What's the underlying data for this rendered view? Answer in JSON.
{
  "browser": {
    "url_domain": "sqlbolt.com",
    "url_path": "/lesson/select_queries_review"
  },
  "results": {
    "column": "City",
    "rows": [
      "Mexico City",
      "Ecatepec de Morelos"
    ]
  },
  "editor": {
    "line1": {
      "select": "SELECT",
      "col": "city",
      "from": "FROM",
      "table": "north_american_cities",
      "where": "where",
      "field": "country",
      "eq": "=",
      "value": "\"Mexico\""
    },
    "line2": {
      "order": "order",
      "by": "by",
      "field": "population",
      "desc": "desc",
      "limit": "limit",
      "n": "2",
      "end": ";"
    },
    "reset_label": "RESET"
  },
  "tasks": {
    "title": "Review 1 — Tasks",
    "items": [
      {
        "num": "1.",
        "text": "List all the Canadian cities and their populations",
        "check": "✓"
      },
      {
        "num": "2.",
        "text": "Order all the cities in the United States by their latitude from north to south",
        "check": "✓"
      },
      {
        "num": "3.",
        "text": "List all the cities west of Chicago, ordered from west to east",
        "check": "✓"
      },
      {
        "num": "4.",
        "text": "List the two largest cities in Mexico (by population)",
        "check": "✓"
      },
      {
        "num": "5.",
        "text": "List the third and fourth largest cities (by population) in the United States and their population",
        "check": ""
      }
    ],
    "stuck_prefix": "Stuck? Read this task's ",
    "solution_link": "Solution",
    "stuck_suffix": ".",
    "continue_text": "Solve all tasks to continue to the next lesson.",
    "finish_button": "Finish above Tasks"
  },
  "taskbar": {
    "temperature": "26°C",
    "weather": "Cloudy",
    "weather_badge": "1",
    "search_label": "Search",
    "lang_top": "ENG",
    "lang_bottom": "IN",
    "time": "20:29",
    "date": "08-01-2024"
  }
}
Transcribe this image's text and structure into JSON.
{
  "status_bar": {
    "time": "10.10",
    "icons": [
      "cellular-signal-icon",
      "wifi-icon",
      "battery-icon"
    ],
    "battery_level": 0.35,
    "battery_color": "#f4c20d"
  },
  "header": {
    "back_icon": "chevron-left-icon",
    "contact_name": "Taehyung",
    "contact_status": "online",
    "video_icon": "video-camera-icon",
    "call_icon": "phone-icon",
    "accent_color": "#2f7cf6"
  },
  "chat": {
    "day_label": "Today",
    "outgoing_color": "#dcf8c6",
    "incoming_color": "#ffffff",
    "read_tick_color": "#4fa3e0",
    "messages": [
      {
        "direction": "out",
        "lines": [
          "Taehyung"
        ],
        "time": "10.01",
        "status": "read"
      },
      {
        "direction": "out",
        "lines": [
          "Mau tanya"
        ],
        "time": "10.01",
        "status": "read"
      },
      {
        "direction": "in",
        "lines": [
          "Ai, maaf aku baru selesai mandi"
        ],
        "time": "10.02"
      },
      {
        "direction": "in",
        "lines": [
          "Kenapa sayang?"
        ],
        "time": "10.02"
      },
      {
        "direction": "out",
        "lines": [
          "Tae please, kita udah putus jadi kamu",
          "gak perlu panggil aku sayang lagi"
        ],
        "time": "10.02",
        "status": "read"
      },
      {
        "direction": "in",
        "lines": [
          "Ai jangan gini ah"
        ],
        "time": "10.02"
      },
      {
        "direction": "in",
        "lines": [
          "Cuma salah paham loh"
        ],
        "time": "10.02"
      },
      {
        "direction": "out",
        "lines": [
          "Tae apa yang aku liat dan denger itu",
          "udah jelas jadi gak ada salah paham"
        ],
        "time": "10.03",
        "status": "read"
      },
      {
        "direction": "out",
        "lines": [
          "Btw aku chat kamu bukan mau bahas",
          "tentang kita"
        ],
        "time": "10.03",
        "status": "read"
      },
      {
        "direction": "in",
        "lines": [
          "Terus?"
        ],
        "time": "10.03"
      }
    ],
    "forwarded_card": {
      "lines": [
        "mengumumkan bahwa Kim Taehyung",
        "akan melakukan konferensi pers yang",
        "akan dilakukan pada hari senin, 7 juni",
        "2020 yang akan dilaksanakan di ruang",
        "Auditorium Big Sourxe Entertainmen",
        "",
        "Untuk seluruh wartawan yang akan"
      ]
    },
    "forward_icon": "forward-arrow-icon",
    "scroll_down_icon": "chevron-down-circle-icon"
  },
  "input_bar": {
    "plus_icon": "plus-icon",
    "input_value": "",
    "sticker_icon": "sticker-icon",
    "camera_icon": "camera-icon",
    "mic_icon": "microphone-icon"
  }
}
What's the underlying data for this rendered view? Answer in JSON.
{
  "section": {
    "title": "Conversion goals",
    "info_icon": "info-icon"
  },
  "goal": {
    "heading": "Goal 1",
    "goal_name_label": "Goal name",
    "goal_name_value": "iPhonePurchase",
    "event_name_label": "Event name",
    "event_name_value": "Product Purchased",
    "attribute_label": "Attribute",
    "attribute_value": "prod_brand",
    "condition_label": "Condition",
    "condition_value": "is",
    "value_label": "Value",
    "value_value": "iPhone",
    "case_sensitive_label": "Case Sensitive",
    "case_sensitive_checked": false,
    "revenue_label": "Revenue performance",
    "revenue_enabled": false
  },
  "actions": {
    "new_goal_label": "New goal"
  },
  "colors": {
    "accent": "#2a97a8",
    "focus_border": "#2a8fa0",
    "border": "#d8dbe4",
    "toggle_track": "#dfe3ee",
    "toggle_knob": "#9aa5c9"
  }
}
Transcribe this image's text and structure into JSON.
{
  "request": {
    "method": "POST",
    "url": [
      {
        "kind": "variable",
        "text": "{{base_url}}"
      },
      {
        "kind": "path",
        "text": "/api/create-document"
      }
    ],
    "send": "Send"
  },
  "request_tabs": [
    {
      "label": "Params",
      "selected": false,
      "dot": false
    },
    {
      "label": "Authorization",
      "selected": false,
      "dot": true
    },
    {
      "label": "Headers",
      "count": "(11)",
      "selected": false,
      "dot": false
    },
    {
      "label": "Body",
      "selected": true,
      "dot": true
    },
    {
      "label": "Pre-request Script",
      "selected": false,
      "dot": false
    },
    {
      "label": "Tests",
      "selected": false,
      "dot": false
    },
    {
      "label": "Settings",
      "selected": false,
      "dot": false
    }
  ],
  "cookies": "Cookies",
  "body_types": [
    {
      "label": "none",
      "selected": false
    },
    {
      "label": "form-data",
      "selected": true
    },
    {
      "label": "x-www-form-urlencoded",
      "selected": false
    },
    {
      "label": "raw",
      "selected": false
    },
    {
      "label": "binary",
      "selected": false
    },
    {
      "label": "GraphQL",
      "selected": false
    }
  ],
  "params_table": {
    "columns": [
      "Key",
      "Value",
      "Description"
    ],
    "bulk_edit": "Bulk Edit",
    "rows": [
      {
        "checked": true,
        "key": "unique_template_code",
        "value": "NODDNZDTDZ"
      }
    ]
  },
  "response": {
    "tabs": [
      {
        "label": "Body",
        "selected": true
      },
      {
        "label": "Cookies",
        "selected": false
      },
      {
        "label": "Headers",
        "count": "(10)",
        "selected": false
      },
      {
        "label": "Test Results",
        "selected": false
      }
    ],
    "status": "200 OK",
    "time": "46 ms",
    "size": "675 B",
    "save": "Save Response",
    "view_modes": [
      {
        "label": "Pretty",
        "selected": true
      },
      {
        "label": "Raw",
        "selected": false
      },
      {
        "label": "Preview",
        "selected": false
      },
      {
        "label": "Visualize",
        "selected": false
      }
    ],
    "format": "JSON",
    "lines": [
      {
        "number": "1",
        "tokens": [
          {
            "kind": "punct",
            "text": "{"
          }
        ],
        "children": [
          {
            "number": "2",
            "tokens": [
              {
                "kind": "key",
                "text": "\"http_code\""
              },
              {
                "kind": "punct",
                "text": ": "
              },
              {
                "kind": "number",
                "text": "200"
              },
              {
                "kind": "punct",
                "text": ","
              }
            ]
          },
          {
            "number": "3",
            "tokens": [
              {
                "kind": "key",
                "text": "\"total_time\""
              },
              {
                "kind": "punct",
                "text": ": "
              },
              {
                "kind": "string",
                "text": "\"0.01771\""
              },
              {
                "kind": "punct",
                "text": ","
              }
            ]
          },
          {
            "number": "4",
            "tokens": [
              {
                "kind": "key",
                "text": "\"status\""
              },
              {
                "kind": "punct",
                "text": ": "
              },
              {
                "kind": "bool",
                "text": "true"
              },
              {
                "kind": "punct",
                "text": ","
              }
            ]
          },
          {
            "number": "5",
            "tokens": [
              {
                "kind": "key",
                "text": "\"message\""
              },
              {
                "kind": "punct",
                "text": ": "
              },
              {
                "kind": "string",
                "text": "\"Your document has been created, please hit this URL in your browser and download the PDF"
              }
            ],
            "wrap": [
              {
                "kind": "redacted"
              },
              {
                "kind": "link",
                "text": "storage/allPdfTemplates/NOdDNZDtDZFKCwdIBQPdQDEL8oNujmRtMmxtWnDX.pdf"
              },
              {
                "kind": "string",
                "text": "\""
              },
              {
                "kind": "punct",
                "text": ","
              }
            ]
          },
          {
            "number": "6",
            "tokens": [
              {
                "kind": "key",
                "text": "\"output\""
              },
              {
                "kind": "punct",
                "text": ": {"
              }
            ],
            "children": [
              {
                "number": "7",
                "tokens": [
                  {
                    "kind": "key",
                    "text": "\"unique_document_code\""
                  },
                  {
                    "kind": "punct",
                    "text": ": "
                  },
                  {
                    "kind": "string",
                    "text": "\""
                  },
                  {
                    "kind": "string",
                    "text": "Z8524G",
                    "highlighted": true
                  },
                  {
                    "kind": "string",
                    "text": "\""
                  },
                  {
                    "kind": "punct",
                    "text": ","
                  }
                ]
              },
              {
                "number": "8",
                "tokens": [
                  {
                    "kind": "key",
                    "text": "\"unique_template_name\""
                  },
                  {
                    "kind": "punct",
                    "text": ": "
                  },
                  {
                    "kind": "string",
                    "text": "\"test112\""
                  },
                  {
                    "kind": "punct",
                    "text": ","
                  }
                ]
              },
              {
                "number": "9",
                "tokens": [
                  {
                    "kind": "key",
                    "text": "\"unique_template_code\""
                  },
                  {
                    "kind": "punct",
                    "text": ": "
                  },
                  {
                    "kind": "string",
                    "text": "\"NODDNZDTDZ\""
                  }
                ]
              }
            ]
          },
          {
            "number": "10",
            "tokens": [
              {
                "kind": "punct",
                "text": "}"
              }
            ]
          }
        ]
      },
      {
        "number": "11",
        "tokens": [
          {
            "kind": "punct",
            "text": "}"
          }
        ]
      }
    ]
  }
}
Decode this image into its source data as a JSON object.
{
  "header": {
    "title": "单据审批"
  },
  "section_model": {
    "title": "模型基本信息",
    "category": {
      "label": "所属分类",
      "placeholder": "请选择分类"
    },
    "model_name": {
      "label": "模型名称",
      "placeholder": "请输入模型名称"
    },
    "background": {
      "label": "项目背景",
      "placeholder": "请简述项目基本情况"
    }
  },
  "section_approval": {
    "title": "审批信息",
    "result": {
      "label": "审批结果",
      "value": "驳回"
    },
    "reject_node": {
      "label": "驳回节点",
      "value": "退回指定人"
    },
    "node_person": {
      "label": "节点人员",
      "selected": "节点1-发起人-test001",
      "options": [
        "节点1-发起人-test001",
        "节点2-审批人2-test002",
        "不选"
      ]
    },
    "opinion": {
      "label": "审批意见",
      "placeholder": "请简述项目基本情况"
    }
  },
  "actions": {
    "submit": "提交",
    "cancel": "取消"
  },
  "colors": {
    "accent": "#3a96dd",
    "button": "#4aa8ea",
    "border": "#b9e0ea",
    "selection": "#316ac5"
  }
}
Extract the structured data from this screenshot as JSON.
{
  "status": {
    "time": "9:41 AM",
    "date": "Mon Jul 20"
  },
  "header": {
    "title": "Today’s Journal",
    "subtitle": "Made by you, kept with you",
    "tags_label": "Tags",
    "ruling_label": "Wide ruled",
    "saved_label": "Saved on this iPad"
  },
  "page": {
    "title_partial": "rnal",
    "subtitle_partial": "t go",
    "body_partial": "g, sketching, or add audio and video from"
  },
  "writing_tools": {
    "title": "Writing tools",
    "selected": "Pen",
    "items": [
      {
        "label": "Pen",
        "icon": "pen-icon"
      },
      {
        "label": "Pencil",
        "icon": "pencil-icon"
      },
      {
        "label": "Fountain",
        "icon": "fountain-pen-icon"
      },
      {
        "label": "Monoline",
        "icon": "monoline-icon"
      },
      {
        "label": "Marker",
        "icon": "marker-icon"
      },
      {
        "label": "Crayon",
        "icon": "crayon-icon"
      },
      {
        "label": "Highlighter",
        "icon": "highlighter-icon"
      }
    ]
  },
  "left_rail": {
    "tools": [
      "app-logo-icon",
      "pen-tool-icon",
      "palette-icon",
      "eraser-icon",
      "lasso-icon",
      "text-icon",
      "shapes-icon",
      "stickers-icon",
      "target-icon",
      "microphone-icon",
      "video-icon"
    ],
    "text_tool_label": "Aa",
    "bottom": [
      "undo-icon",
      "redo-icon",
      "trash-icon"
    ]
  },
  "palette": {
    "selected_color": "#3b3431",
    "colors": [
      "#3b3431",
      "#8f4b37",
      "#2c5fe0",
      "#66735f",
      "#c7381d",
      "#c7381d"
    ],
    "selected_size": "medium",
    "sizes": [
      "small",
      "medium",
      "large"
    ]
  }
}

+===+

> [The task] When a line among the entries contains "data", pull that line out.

> [Exercise response]
What's the underlying data for this rendered view? Answer in JSON.
What's the underlying data for this rendered view? Answer in JSON.
      "label": "form-data",
Decode this image into its source data as a JSON object.
Extract the structured data from this screenshot as JSON.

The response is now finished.